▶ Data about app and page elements

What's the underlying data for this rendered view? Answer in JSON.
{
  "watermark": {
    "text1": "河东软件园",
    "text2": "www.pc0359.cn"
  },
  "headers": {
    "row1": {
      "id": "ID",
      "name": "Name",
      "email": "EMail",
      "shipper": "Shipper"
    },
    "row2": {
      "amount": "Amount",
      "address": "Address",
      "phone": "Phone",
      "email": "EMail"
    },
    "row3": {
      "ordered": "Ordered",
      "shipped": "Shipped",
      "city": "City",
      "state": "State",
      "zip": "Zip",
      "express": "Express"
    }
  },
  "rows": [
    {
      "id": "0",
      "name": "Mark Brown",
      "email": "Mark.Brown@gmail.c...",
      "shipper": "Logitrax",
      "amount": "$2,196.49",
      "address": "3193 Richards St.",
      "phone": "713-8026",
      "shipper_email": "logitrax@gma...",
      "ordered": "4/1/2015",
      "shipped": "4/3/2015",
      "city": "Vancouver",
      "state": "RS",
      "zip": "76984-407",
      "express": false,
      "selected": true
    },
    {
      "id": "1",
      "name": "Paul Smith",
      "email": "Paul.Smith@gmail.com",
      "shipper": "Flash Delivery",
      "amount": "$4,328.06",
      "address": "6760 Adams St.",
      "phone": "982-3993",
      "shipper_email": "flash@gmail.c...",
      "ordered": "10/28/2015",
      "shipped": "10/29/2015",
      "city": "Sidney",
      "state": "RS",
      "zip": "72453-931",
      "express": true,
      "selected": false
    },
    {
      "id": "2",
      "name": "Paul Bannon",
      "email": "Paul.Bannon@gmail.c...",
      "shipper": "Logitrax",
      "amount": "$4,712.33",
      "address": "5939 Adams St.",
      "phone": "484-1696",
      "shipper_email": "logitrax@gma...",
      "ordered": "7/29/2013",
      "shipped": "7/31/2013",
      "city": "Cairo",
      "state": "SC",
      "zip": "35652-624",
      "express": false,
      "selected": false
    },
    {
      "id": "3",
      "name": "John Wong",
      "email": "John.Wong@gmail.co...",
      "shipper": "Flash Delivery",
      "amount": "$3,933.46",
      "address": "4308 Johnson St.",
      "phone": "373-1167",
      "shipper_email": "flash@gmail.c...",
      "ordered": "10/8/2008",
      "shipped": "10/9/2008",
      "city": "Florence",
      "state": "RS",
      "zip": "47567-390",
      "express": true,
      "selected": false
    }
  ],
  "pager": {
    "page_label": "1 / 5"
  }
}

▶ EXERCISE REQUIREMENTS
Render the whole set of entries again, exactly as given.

▶ SOLVED EXERCISE
What's the underlying data for this rendered view? Answer in JSON.
{
  "watermark": {
    "text1": "河东软件园",
    "text2": "www.pc0359.cn"
  },
  "headers": {
    "row1": {
      "id": "ID",
      "name": "Name",
      "email": "EMail",
      "shipper": "Shipper"
    },
    "row2": {
      "amount": "Amount",
      "address": "Address",
      "phone": "Phone",
      "email": "EMail"
    },
    "row3": {
      "ordered": "Ordered",
      "shipped": "Shipped",
      "city": "City",
      "state": "State",
      "zip": "Zip",
      "express": "Express"
    }
  },
  "rows": [
    {
      "id": "0",
      "name": "Mark Brown",
      "email": "Mark.Brown@gmail.c...",
      "shipper": "Logitrax",
      "amount": "$2,196.49",
      "address": "3193 Richards St.",
      "phone": "713-8026",
      "shipper_email": "logitrax@gma...",
      "ordered": "4/1/2015",
      "shipped": "4/3/2015",
      "city": "Vancouver",
      "state": "RS",
      "zip": "76984-407",
      "express": false,
      "selected": true
    },
    {
      "id": "1",
      "name": "Paul Smith",
      "email": "Paul.Smith@gmail.com",
      "shipper": "Flash Delivery",
      "amount": "$4,328.06",
      "address": "6760 Adams St.",
      "phone": "982-3993",
      "shipper_email": "flash@gmail.c...",
      "ordered": "10/28/2015",
      "shipped": "10/29/2015",
      "city": "Sidney",
      "state": "RS",
      "zip": "72453-931",
      "express": true,
      "selected": false
    },
    {
      "id": "2",
      "name": "Paul Bannon",
      "email": "Paul.Bannon@gmail.c...",
      "shipper": "Logitrax",
      "amount": "$4,712.33",
      "address": "5939 Adams St.",
      "phone": "484-1696",
      "shipper_email": "logitrax@gma...",
      "ordered": "7/29/2013",
      "shipped": "7/31/2013",
      "city": "Cairo",
      "state": "SC",
      "zip": "35652-624",
      "express": false,
      "selected": false
    },
    {
      "id": "3",
      "name": "John Wong",
      "email": "John.Wong@gmail.co...",
      "shipper": "Flash Delivery",
      "amount": "$3,933.46",
      "address": "4308 Johnson St.",
      "phone": "373-1167",
      "shipper_email": "flash@gmail.c...",
      "ordered": "10/8/2008",
      "shipped": "10/9/2008",
      "city": "Florence",
      "state": "RS",
      "zip": "47567-390",
      "express": true,
      "selected": false
    }
  ],
  "pager": {
    "page_label": "1 / 5"
  }
}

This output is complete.